What is the difference between an analogue and a digital signal
An analogue signal
is an electronic copy of the original sound wave or light spectrum. It is what you see on an oscilloscope screen when you plug in a microphone. It might look something like diagram1:
The major problem with analogue signals is that they pick up interference or noise. This can come from poor connections, from other signals or from nearby electrical machinery. When that happens the signal might look like diagram 2 and it will sound distorted or mushy. If the signal carries video then you might see a lot of colour or white flecks that distorts the picture.
Converting to digital
To get around this we convert the analogue signal to a digital signal before we transmit it and then convert it back in the receiver. A sample of the analogue signal is taken at intervals as in diagrams 3 and 4.
The length of each line is then converted into a number. The number is written in binary and transmitted as a series of pulses, perhaps like this in diagram 5.
The receiver then converts these numbers back in a reverse of the process. As you can see, the wave in diagram 6 is similar but not exactly the same.
If the sampling was done much more often then the signal transmitted and received would be a very accurate copy- as you can hear and see from a CD or digital TV. There is a lot more information to send but the reconstructed signal is almost perfect.
It is the square wave signal that is transmitted. Even if it picks up interference
the number can still be recognised and reproduced exactly, so the digital signal is not distorted by electrical interference.
If you would like to learn more about digital signal processing there are some notes sheets in PDF format which you can download here:
- Bandwidth and bits per sample
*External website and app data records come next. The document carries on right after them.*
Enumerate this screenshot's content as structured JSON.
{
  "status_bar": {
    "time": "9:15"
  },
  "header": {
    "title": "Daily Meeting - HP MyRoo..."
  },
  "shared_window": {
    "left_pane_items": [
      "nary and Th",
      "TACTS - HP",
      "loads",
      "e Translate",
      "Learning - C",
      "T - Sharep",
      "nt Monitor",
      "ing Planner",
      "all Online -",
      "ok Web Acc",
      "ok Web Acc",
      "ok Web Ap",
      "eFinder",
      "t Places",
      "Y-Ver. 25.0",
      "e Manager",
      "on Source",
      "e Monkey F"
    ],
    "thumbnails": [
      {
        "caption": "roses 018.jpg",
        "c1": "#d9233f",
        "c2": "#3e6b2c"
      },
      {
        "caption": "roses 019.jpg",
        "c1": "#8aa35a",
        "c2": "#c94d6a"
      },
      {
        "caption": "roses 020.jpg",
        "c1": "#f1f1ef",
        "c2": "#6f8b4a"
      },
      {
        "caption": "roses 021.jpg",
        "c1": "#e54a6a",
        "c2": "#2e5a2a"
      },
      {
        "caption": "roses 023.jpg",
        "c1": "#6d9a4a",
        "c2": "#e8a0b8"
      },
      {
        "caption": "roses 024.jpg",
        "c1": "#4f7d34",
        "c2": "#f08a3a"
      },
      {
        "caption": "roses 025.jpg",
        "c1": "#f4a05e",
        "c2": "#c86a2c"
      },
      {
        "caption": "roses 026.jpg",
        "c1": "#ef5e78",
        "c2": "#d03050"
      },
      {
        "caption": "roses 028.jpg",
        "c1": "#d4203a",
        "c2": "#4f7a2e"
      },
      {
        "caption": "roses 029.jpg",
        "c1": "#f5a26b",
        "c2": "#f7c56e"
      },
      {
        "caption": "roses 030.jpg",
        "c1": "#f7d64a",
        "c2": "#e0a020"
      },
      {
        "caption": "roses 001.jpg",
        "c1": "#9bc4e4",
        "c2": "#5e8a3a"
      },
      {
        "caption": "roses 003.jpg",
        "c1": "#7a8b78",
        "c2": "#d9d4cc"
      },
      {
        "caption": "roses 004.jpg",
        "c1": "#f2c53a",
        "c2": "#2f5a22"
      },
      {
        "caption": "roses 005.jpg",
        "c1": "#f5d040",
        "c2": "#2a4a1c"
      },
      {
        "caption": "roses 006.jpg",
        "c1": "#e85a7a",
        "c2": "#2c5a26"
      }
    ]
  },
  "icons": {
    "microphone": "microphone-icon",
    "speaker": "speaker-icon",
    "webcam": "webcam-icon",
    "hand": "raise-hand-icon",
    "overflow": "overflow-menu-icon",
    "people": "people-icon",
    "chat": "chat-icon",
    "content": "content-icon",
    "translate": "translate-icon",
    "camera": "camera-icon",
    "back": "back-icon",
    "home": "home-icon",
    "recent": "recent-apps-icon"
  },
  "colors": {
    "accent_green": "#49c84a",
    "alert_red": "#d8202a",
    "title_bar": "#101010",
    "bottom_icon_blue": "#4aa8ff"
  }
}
- Digital signals - bandwidth and sampling
- Digital signals - Noise and sampling
- How a cd works
- Analogue and digital (as above)
There are two other notes pages here: